Prune fruit trees before bud break. Prune out any branches with cankers or black knot. Be sure to clean your pruners in between cuts so you don’t spread disease!

Prune brambles (raspberries, blackberries) during March to remove dead, diseased, or damaged canes and to increase air circulation. 

When pruning trees be careful not to cut flush to the trunk. Cut outside the branch collar. Wound dressing is no longer recommended. 

Prune roses when forsythia bloom. (This makes use of phenology, which refers to looking at the seasons by the behavior of plants and animals not just the calendar.) Cut back dead canes to the ground. Cut back crossing canes to about one-quarter inch above an outward-facing bud.

Cut pussy willows back drastically after they bloom to encourage stronger plants and more blooms next year.

Cut back lavender into green wood late in April.

Cut back grasses and perennials that remained as winter interest before new growth is more than a few inches to have attractive plants this year.

Add cut plant material that has not harbored disease to the compost pile.

Move mulch away from emerging spring bulbs.

Pull emerging weeds so you don’t disturb the roots of emerging perennials and bulbs. Don’t know if it is a weed or not? Let it grow. You can always remove it later. That’s what makes gardening so interesting!

Divide perennials such as liriope, hostas, daylilies, coral bells (heuchera), and Shasta daisies only when the soil is workable. 

Scatter annual poppy seeds, cleome, and wildflower collection seeds for bloom later in the season.

Scrub and sterilize reusable pots and seed starter trays by washing in a dilute solution of bleach and warm water.

Plan your vegetable garden now.

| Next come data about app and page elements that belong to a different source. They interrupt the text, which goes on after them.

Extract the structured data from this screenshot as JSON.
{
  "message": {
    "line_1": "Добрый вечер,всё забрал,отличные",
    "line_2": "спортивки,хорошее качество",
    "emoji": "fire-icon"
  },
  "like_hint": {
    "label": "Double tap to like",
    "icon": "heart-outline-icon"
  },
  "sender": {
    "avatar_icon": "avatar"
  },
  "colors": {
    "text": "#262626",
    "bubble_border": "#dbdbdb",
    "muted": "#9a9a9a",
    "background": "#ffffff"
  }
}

Be sure to rotate plant families at least every three years to prevent disease and to give time to replenish soil nutrients). Family examples include Solanaceae (tomatoes, potatoes, eggplant); Brassiaceae (cabbage, cauliflower, broccoli); and Cucurbitaceae (cucumber, melons, squash).

Direct-seed cool-season vegetables such as carrots, beets, radishes, kale, and onions.

Read seed packages so you know when to start seeds (indoors or out) and the time needed for producing plants to be set outdoors later in the season. Starting seeds indoors too early leads to tall leggy plants that won’t transplant well.

Resume feeding of houseplants following directions for both dilution and applications.

Check houseplants for disease and insects. Check the roots to see if the plants need division or repotting. If you want a plant to grow larger, repot it in a container about one-inch greater in diameter but the same depth. If you want the plant to grow in the same container but its roots are taking up space, remove from the pot, root prune, and repot in fresh soil.

Prune out weak or leggy growth or toughed plant material which no longer produces leaves to stimulate new growth.

Make cuttings or divisions of appropriate plants for gifts, garden sales, or yourself.

If you didn’t clean and sharpen your garden tools, do it now.

Set up your rain barrel again.

Turn the compost pile.

Place new birdhouses at least twenty-five feet apart and at least five feet above the ground. Clean out and scrub older bird houses if you didn’t do it at the end of the breeding season last year.

Make cuttings to force branches of forsythia, weigelia, and pussy willows.

Inspect stored summer tubers and rhizomes such as dahlias, caladiums, tuberous begonias, and gladiolas. Discard ones that have decayed.

If you overwintered zonal geraniums, make cuttings now.

Start seeds of slow growers now: celery, leeks, onions, pansies.

Replace fluorescent bulbs in grow lights that have been in use for more than two years.

—Carol Ann Harlos and Lyn Chimera, Master Gardeners, Erie County